Group homes, which lack the kind of nurturing parental relationships thought to be developmentally necessary for healthy children, have historically been a last resort for foster kids. But a family placement does not guarantee a happy child; as Natasha Vargas-Cooper reported for Pacific Standard in the 2013 September/October issue, foster children typically bounce between at least three family placements, and often as many as 10 or 12 different homes. Vargas-Cooper's piece focused on a lucky few who wound up at an unconventional group home and boarding school near San Diego called the San Pasqual Academy, whose students challenge, "what society has come to expect from kids who've been in group homes," Vargas-Cooper wrote. San Pasqual's 238-acre campus has a high school that graduates students at twice the rate of foster teens across California, along with a farm, a technology center, and cottages where the students live with adults who provide parental-like guidance and supervision.
Unfortunately, the San Pasqual Academy seems to be the exception: Many group homes throughout the state of California have been plagued by controversy for several years. For over a year, ProPublica has documented reports of runaways, suicidal teens, rape, and child abuse allegations in overtaxed group homes across the state. In response to the disorder, last month California Governor Jerry Brown approved new legislation that promises to overhaul the juvenile group home system.
"These kinds of group settings are a tool to even the playing field for youth educationally, so it would be disappointing if legislation limited these kinds of opportunities."
The crux of the new law is that children should live in homes with families, rather than group-care facilities. "It is well documented that residing long-term in group homes with shift-based care is not in the best interests of children and youths," the California Department of Social Services wrote in a report to the state legislature earlier this year.
The new law aims to provide more support for the recruitment and training of foster families, and limit group homes only to children who cannot be safely housed in family settings; for example, group care programs may be necessary for adolescents with behavioral difficulties or unique mental health needs that can be too challenging for family placements. Even then, the state hopes to limit the amount of time a child spends in group homes to "the minimum time required for stabilization," the report states.
The number of children in out-of-home foster care placements has been declining in California for at least a decade, thanks in large part to the state's focus on preventative and early intervention practices for families at risk of being separated.

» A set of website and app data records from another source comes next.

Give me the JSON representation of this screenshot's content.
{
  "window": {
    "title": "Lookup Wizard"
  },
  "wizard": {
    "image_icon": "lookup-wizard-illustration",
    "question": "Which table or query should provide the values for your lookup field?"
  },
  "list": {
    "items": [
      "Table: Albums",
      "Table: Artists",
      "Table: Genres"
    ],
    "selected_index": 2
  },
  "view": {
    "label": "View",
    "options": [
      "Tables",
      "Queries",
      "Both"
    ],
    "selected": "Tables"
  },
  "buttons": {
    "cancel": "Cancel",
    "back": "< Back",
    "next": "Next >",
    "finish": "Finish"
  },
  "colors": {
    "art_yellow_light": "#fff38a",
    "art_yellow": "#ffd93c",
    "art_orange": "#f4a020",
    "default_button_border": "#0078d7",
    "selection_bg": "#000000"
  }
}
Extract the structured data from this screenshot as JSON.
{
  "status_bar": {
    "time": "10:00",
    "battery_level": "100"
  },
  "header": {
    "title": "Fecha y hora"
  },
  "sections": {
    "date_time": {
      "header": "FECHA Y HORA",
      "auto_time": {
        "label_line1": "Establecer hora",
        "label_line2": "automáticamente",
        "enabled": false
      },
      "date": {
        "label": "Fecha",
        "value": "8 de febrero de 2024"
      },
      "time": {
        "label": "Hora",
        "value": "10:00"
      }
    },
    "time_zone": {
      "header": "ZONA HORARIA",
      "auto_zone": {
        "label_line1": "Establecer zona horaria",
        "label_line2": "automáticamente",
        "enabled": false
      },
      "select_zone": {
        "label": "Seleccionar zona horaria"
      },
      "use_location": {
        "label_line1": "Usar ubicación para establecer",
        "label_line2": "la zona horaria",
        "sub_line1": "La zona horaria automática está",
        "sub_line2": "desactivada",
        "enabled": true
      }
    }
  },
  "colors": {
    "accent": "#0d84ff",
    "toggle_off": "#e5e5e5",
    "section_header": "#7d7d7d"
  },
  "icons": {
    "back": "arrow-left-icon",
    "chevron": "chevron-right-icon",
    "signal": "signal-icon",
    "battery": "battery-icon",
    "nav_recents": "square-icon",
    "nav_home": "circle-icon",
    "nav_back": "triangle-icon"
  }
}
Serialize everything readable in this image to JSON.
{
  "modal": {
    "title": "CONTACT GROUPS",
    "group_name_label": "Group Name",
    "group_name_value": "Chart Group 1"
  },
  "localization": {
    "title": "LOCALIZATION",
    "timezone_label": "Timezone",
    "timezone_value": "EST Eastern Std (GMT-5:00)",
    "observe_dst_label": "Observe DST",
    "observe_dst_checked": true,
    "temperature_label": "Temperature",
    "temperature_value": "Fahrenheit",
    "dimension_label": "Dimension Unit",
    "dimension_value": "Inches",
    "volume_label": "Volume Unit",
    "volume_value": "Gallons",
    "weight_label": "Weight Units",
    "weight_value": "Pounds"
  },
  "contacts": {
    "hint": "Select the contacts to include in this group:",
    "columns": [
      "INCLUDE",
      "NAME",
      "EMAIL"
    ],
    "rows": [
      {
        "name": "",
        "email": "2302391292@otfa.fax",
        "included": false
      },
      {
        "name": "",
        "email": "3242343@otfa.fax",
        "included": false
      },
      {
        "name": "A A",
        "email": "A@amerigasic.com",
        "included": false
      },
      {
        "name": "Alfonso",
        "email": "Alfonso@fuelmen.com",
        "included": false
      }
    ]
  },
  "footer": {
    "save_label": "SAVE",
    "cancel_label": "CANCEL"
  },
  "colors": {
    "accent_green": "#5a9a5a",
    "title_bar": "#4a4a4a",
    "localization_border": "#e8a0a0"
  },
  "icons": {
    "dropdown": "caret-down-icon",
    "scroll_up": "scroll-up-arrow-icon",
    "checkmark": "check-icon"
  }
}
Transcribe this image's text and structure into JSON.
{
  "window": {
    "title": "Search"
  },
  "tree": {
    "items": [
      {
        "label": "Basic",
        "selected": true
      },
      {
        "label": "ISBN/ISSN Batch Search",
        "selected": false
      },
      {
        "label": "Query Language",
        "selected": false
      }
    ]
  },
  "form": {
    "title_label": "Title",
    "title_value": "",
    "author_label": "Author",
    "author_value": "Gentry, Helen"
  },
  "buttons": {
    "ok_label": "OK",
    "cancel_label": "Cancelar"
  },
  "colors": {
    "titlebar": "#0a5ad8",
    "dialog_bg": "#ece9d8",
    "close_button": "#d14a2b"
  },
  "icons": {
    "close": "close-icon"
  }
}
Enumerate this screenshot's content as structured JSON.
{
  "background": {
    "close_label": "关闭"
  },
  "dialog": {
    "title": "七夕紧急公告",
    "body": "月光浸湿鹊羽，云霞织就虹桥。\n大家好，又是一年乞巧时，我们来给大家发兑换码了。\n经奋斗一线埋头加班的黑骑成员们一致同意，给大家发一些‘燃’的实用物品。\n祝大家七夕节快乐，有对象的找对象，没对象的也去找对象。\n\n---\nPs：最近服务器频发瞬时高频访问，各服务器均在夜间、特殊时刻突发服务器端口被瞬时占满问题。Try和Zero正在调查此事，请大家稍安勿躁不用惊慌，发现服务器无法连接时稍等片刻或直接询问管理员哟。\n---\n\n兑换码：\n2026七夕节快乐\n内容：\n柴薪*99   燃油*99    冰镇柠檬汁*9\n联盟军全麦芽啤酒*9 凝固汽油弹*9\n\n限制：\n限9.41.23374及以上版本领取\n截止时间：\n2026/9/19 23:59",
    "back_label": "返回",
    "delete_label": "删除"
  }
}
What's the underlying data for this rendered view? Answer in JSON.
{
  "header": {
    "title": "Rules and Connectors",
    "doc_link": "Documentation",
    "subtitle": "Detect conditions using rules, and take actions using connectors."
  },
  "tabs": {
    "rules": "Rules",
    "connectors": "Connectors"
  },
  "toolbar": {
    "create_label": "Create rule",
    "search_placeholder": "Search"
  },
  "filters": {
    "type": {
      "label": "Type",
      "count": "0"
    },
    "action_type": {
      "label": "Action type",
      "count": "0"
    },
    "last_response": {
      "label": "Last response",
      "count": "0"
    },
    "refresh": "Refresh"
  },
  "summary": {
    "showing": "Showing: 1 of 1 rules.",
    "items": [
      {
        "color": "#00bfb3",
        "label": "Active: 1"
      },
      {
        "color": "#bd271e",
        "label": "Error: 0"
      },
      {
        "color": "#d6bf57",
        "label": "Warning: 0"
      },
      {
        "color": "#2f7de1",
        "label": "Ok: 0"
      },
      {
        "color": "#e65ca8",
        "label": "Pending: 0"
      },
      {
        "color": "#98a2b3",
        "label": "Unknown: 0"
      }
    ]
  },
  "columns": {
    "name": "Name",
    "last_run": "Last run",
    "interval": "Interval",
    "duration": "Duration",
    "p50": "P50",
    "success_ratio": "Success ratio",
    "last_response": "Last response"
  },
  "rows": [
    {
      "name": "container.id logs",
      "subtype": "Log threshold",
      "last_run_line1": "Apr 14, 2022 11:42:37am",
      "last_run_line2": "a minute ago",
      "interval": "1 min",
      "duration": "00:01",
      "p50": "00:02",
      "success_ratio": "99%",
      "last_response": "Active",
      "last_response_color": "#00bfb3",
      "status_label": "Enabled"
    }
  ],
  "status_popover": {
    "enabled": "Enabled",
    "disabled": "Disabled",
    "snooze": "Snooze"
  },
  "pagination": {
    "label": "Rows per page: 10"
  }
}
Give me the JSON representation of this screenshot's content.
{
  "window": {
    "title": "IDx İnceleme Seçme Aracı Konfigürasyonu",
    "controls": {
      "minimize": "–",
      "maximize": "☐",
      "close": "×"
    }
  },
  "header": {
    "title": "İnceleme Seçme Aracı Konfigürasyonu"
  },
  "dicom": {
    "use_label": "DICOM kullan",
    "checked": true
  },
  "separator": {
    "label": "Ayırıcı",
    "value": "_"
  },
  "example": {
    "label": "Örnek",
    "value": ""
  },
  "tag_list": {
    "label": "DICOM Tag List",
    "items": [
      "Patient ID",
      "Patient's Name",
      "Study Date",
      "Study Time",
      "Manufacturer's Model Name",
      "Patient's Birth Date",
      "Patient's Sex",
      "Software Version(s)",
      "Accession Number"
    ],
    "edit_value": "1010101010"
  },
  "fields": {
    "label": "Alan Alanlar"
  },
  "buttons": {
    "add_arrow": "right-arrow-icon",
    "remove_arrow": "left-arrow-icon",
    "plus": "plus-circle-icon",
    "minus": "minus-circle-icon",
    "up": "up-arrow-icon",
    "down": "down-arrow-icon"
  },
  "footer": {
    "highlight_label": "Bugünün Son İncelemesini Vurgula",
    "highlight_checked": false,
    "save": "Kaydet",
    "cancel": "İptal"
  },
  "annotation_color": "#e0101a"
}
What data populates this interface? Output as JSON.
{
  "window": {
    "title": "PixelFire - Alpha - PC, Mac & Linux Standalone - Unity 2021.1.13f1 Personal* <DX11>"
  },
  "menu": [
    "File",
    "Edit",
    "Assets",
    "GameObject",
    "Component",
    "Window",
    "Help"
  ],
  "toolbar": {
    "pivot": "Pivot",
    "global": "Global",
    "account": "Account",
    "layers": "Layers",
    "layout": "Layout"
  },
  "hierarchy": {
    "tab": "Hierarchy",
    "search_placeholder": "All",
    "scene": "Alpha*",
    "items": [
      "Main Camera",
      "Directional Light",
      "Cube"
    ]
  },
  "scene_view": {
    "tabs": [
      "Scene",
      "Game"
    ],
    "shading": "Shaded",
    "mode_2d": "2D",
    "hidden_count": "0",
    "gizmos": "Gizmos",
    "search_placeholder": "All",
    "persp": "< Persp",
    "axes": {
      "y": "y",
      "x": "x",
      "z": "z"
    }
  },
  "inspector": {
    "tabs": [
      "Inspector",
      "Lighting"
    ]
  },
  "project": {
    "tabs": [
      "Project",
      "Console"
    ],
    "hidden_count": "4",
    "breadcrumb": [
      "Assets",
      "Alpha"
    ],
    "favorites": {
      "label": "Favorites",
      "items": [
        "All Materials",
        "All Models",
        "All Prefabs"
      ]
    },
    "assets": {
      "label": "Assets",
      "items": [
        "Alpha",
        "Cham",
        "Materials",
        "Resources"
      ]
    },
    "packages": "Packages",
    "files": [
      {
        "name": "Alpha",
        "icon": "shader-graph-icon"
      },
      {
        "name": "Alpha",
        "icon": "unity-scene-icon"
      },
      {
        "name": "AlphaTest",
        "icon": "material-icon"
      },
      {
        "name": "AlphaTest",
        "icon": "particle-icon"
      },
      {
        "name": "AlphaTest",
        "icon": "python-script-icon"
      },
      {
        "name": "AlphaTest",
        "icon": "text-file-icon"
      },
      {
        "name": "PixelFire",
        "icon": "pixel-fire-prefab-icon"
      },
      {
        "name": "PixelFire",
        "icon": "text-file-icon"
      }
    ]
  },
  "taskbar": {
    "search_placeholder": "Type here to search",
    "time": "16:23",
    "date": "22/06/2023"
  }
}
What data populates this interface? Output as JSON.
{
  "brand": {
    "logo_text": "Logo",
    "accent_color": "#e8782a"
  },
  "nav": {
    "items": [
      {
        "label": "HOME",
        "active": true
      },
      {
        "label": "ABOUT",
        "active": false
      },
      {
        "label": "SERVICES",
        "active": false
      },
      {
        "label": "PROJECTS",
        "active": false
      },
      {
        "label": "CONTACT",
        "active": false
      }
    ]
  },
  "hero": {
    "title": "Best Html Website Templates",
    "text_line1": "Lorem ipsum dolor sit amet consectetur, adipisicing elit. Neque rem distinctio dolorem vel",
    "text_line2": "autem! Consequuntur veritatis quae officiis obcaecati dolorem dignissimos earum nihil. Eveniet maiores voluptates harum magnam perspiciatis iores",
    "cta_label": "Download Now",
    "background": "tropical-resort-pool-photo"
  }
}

But there are still roughly 60,000 total children in the foster care system throughout the state; about 3,000 of them have been in group home placements for more than a year, and 1,000 for over five years.
The California Department of Social Services report cites research that finds kids who go through group homes tend to have poorer education and employment outcomes, and may be 2.5 times more likely to get into trouble with the law than children in other foster care settings. For some, however, group homes are the only option, as Vargas-Cooper reported:
San Pasqual, a non-profit that can serve about 180 kids, exists because families fail. And when teenagers are involved, families tend to fail most spectacularly. The academy believes teenagers should bond with a community of their peers and a group of adults rather than be folded into a series of potentially dysfunctional families. The concept can be reduced to a simple truth: There is no time. There are more than 60,000 foster children in California alone, and it can take years even to try to rehabilitate troubled biological parents or family members, or find stable adoptive parents.
The new legislation specifically calls out group homes that rely on shift staff, and there are many other forms of group care with live-in caregivers, including the San Pasqual Academy. "It would be hard to claim a 'one size fits all' solution for foster youth. There is quite a bit of rhetoric related to 'every child deserves a family,' and it's hard to argue with that," says Bethany Lee, an associate professor at the University of Maryland School of Social Work. "But some group care programs do provide a very family-like setting for youth; an environment can act like a family for a child, without looking like a traditional family." Access to high-quality education is a significant hurdle for foster children, according to Lee, who says residential boarding schools for children in the welfare system, like the San Pasqual Academy, can be "transformative."
And there can be significant consequences to states limiting the options for foster children and their families. "There are places in Australia where group care was almost entirely eliminated and the number of homeless youth grew quickly," Lee recalls. Without group care options, she says, the adolescents whose behavioral problems kept them out of family placements ended up in shelters and other places that were unlikely to meet their behavioral health needs.
"As a society, we accept that wealthy families can choose to send their youth to boarding schools to provide incredible learning experiences, so it seems we should also consider how to make these opportunities accessible to all children, including foster youth or disadvantaged children," Lee says. "These kinds of group settings are a tool to even the playing field for youth educationally, so it would be disappointing if legislation limited these kinds of opportunities."
Since We Last Spoke examines the latest policy and research updates to past Pacific Standard news coverage.